16:00 - 16:45
LAST TO THE FRONT - A NOVEL
Gee Svasti In Conversation with Claire Keefe-Fox
France 1918: With the war entering its last, critical chapter, a company of Thai drivers is late to the scene.
Commanded by the prudish Captain Sumet and his hard-pressed deputy, Chai, their missions see them thrown into the chaos of the Meuse Argonne front, delivering shells to the artillery batteries, Grand Cru vintages to the high-command, medicine to beleaguered platoons, before their trucks are stolen by an American tank Corps.
Last to the Front is about the clash of empires, social and historical change. But it is also a personal story about the lives of young soldiers, thousands of miles from home, thrown into the world’s most brutal catastrophe, battling language, prejudice and intolerance, as much as shells, bayonets and machine guns.
Chai, wounded in Germany, returns home from Europe more sanguine and wise, but is also forced to relinquish deep friendships and love.
Half-Thai, Half-English, Gee Svasti will be in conversation with Claire Keefe-Fox to discuss what drew him to the subject of his novel and the problems of historical research and accuracy versus the need for a good story.

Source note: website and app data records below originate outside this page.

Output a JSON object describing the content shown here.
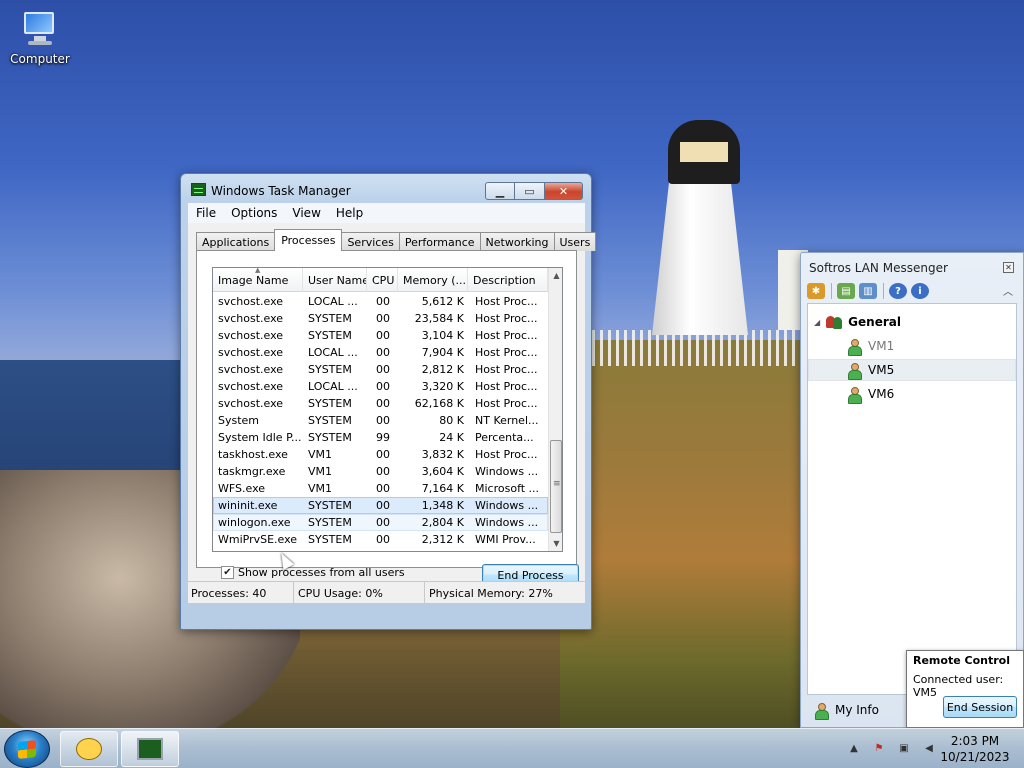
{
  "desktop": {
    "icon_label": "Computer"
  },
  "task_manager": {
    "title": "Windows Task Manager",
    "menu": [
      "File",
      "Options",
      "View",
      "Help"
    ],
    "tabs": [
      "Applications",
      "Processes",
      "Services",
      "Performance",
      "Networking",
      "Users"
    ],
    "active_tab": "Processes",
    "columns": [
      "Image Name",
      "User Name",
      "CPU",
      "Memory (...",
      "Description"
    ],
    "rows": [
      [
        "svchost.exe",
        "LOCAL ...",
        "00",
        "5,612 K",
        "Host Proc..."
      ],
      [
        "svchost.exe",
        "SYSTEM",
        "00",
        "23,584 K",
        "Host Proc..."
      ],
      [
        "svchost.exe",
        "SYSTEM",
        "00",
        "3,104 K",
        "Host Proc..."
      ],
      [
        "svchost.exe",
        "LOCAL ...",
        "00",
        "7,904 K",
        "Host Proc..."
      ],
      [
        "svchost.exe",
        "SYSTEM",
        "00",
        "2,812 K",
        "Host Proc..."
      ],
      [
        "svchost.exe",
        "LOCAL ...",
        "00",
        "3,320 K",
        "Host Proc..."
      ],
      [
        "svchost.exe",
        "SYSTEM",
        "00",
        "62,168 K",
        "Host Proc..."
      ],
      [
        "System",
        "SYSTEM",
        "00",
        "80 K",
        "NT Kernel..."
      ],
      [
        "System Idle P...",
        "SYSTEM",
        "99",
        "24 K",
        "Percenta..."
      ],
      [
        "taskhost.exe",
        "VM1",
        "00",
        "3,832 K",
        "Host Proc..."
      ],
      [
        "taskmgr.exe",
        "VM1",
        "00",
        "3,604 K",
        "Windows ..."
      ],
      [
        "WFS.exe",
        "VM1",
        "00",
        "7,164 K",
        "Microsoft ..."
      ],
      [
        "wininit.exe",
        "SYSTEM",
        "00",
        "1,348 K",
        "Windows ..."
      ],
      [
        "winlogon.exe",
        "SYSTEM",
        "00",
        "2,804 K",
        "Windows ..."
      ],
      [
        "WmiPrvSE.exe",
        "SYSTEM",
        "00",
        "2,312 K",
        "WMI Prov..."
      ]
    ],
    "selected_row": "wininit.exe",
    "show_all_label": "Show processes from all users",
    "show_all_checked": true,
    "end_process_label": "End Process",
    "status": {
      "processes": "Processes: 40",
      "cpu": "CPU Usage: 0%",
      "memory": "Physical Memory: 27%"
    }
  },
  "messenger": {
    "title": "Softros LAN Messenger",
    "group": "General",
    "users": [
      "VM1",
      "VM5",
      "VM6"
    ],
    "highlighted_user": "VM5",
    "my_info_label": "My Info",
    "remote_control": {
      "title": "Remote Control",
      "text": "Connected user: VM5",
      "end_session_label": "End Session"
    }
  },
  "taskbar": {
    "time": "2:03 PM",
    "date": "10/21/2023"
  }
}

16:00 - 16:45
ASYMMETRICAL NEIGHBORS: BORDERLAND STATE BUILDING BETWEEN CHINA AND SOUTHEAST ASIA (CANCELLED)
Author and Associate Professor at the Department of Politics and Public Administration at the University of Hong Kong
Is the process of state building a unilateral, national venture, or is it something more collaborative, taking place in the interstices between adjoining countries? To answer this question, Asymmetrical Neighbors takes a comparative look at the state building process along China, Myanmar, and Thailand's common borderland area. It shows that the variations in state building among these neighboring countries are the result of an interactive process that occurs across national boundaries. It argues that the success or failure of one country's state building is a process that extends beyond domestic factors such as war preparation, political institutions, and geographic and demographic variables. Rather, it shows that we should conceptualize state building as an interactive process heavily influenced by a "neighborhood effect." Furthermore, the book moves beyond the academic boundaries that divide arbitrarily China studies and Southeast Asian studies by providing an analysis that ties the state and nation building processes in China with those of Southeast Asia.

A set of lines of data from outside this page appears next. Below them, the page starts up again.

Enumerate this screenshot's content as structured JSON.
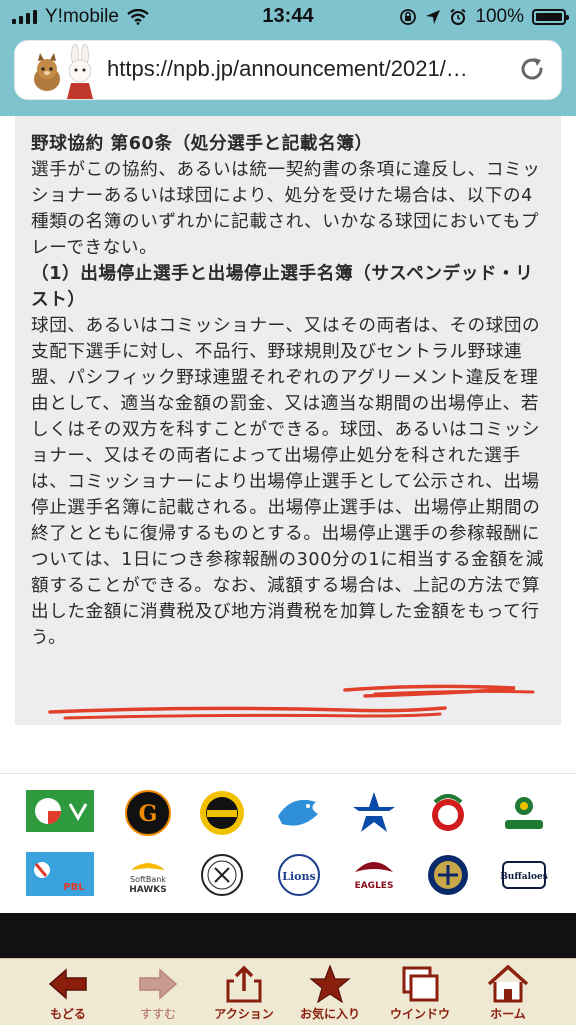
{
  "status_bar": {
    "carrier": "Y!mobile",
    "time": "13:44",
    "battery": "100%"
  },
  "url_bar": {
    "url": "https://npb.jp/announcement/2021/…"
  },
  "article": {
    "title": "野球協約 第60条（処分選手と記載名簿）",
    "paragraph1": "選手がこの協約、あるいは統一契約書の条項に違反し、コミッショナーあるいは球団により、処分を受けた場合は、以下の4種類の名簿のいずれかに記載され、いかなる球団においてもプレーできない。",
    "subtitle": "（1）出場停止選手と出場停止選手名簿（サスペンデッド・リスト）",
    "paragraph2": "球団、あるいはコミッショナー、又はその両者は、その球団の支配下選手に対し、不品行、野球規則及びセントラル野球連盟、パシフィック野球連盟それぞれのアグリーメント違反を理由として、適当な金額の罰金、又は適当な期間の出場停止、若しくはその双方を科すことができる。球団、あるいはコミッショナー、又はその両者によって出場停止処分を科された選手は、コミッショナーにより出場停止選手として公示され、出場停止選手名簿に記載される。出場停止選手は、出場停止期間の終了とともに復帰するものとする。出場停止選手の参稼報酬については、1日につき参稼報酬の300分の1に相当する金額を減額することができる。なお、減額する場合は、上記の方法で算出した金額に消費税及び地方消費税を加算した金額をもって行う。"
  },
  "logos": {
    "row1": [
      {
        "name": "Central League",
        "icon": "central-league-logo",
        "color": "#2e9a3e"
      },
      {
        "name": "Giants",
        "icon": "giants-logo",
        "color": "#f08a00"
      },
      {
        "name": "Tigers",
        "icon": "tigers-logo",
        "color": "#f2c200"
      },
      {
        "name": "Dragons",
        "icon": "dragons-logo",
        "color": "#2f8fd8"
      },
      {
        "name": "BayStars",
        "icon": "baystars-logo",
        "color": "#0a4aa8"
      },
      {
        "name": "Carp",
        "icon": "carp-logo",
        "color": "#d01c1c"
      },
      {
        "name": "Swallows",
        "icon": "swallows-logo",
        "color": "#1f7a33"
      }
    ],
    "row2": [
      {
        "name": "Pacific League",
        "icon": "pacific-league-logo",
        "color": "#3aa3de",
        "text": "PBL"
      },
      {
        "name": "SoftBank Hawks",
        "icon": "hawks-logo",
        "color": "#f6b800",
        "text": "SoftBank HAWKS"
      },
      {
        "name": "Marines",
        "icon": "marines-logo",
        "color": "#222222"
      },
      {
        "name": "Lions",
        "icon": "lions-logo",
        "color": "#1b3d8c",
        "text": "Lions"
      },
      {
        "name": "Eagles",
        "icon": "eagles-logo",
        "color": "#8b0c1c",
        "text": "EAGLES"
      },
      {
        "name": "Fighters",
        "icon": "fighters-logo",
        "color": "#0a2a6b"
      },
      {
        "name": "Buffaloes",
        "icon": "buffaloes-logo",
        "color": "#0d1b3e",
        "text": "Buffaloes"
      }
    ]
  },
  "toolbar": {
    "items": [
      {
        "label": "もどる",
        "icon": "back-arrow-icon",
        "enabled": true
      },
      {
        "label": "すすむ",
        "icon": "forward-arrow-icon",
        "enabled": false
      },
      {
        "label": "アクション",
        "icon": "share-icon",
        "enabled": true
      },
      {
        "label": "お気に入り",
        "icon": "star-icon",
        "enabled": true
      },
      {
        "label": "ウインドウ",
        "icon": "windows-icon",
        "enabled": true
      },
      {
        "label": "ホーム",
        "icon": "home-icon",
        "enabled": true
      }
    ]
  },
  "colors": {
    "header_bg": "#7fc3cf",
    "content_bg": "#ededf0",
    "toolbar_bg": "#efe8d2",
    "toolbar_accent": "#8a1f0e",
    "scribble": "#e0402a"
  }
}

17:15 - 18:00
LUANG PRABANG LOVE STORY
Set in Luang Prabang of the 1930s, this delightful and heart-warming memoir tells the story of Kham-Phiou, an aristocratic but non-royal girl, and her courtship by Prince Souvannaphouma. Beautiful and modest, Kham-Phiou is at first a reluctant bride, while the older Prince’s family are totally opposed to the union. However, overcoming many obstacles including the opposition of Kham-Phiou’s mother, the couple are at first happy and enjoy their life together, until fate cruelly intervenes.
Spanning more than fifty years, this is a unique yet universal tale of love found, lost and at last regained. Set against against a vivid backdrop of ancient Luang Prabang traditions, author Mani-Samouth brings to life family legends, and the complex history of Laos of that era.